Laser Inspection , Laser Measurement , and Material Analysis Laser Inspection , Laser Measurement , Material Analysis , Material Handling , Material Removal / Cutting / Deburring / Grinding / Non-Visible Inspection , Measurement (Non Contact) , Medical Imaging , Process Control , Quality Assurance , Vision Guidance for Robotics , and Visual Inspection & Testing

See More

Connecting multiple cameras of type mvBlueCOUGAR-XD (Dual GigE) to one PC

POSTED 08/19/2014

 | By: Horst A. Mattfeldt , Product Director

-[if !mso]>

Connecting multiple cameras of type mvBlueCOUGAR-XD (Dual GigE) to one PC
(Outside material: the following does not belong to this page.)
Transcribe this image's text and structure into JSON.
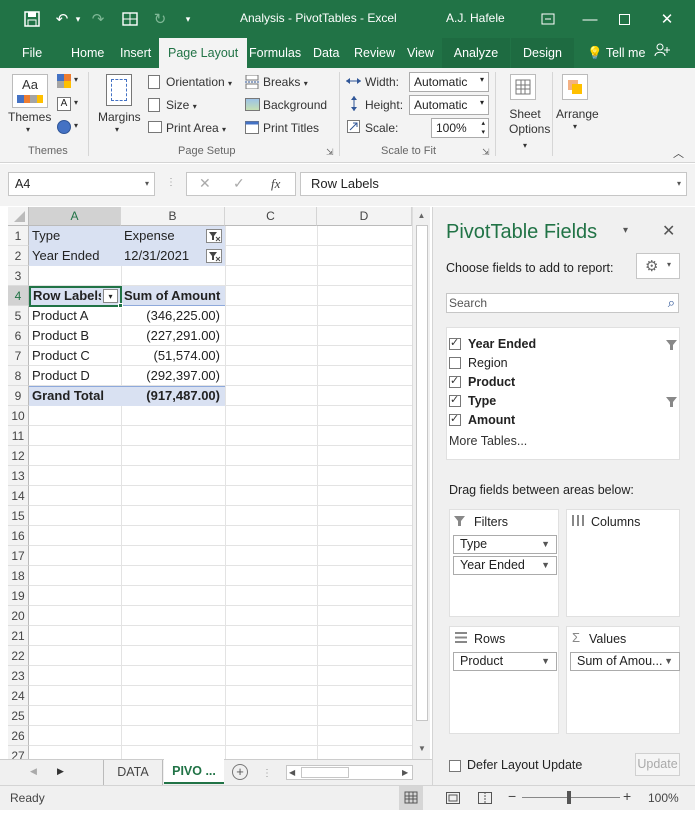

Users should be familiar with the general requirements on the hardware as per document:
Usage of the following list of tested NICs is highly recommended:
Where to place the quad NIC card, if there is more than one slot available?
A typical block diagram of the actual Intel PC hardware is given below:
Please note that PCI Express x16 (PCIe) slots usually are connected directly to the processor whereas the other PCI Express lanes come from chipset.
It should be further noted that all remaining chipset traffic goes via DMI (direct media interface) which itself has according to Intel a bandwidth capability of 20 Gigabit/s.
This simply means that not all interfaces can transmit data at the given maximum individual limits. E.g 8 x 5 Gb/s PCIe 2.0 lanes = 40 Gb/s which is twice as much as possible.
Depending on the network cards PCIe revision, the bandwith transportation capabilities may vary. PCIe 1.0 can transmit 250 MByte/s per lane which means one dual GigE card with PCIe 1.0 is needed per dual GigE camera. PCIe 2.0 can transmit 500 MByte/s per lane, but it requires the corresponding network card.
How to check what’s inside your PC and with what revision?
The usage of HWINFO tool can be recommended:
The above screenshot shows e.g. a single port GigE network Express card V1.0 adapter, which is connected to a Intel Cougar Point PCIe single lane capable of V2.0.
Thus the following rules apply to exploit the max. bandwidth capabilities:
·         Place the first (quad) interface card in the x16 slot if possible.
o   Connect max. two dual GigE cameras here
·         Place the next quad card in a x4 slot
o   Connect max. two dual GigE cameras here
·         Place dual NIC cards in x1 slots
o   Connect one dual GigE camera here
Configuring network interface cards (NIC) for point-to-point multi-camera usage
All cameras must use fixed (aka persistent) IP addresses and the NICs must be configured to work in different subnets, due to the fact that LLA otherwise configures NICs in the same subnet and may mix up cameras subsequently.
Use the mvIPConfigure tool, as described here:
Practically thus between 4 to 5 Dual GigE cameras can be connected and operated at full bandwidth in the above scenario with “reasonable” CPU load.
Usually the machine vision application (black & white or color?) brings the CPU load up and will limit the overall performance of the PC.